*** Opening of Exercise data ***

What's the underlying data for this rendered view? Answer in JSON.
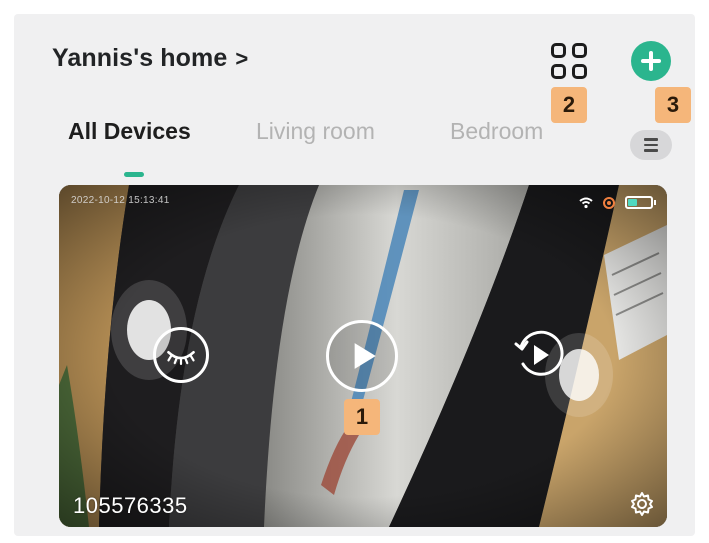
{
  "header": {
    "home_name": "Yannis's home",
    "home_chevron": ">"
  },
  "tabs": [
    {
      "label": "All Devices",
      "active": true
    },
    {
      "label": "Living room",
      "active": false
    },
    {
      "label": "Bedroom",
      "active": false
    }
  ],
  "badges": {
    "play": "1",
    "grid": "2",
    "add": "3"
  },
  "camera": {
    "timestamp": "2022-10-12 15:13:41",
    "device_id": "105576335",
    "status_icons": [
      "wifi-icon",
      "recording-icon",
      "battery-icon"
    ],
    "controls": [
      "privacy-mode-icon",
      "play-icon",
      "playback-icon"
    ],
    "settings_icon": "gear-icon"
  },
  "colors": {
    "accent": "#2bb58e",
    "badge": "#f5b67a",
    "background": "#f0f0f1"
  }
}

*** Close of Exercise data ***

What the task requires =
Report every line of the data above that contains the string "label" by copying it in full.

Answer to this exercise =
      "label": "All Devices",
      "label": "Living room",
      "label": "Bedroom",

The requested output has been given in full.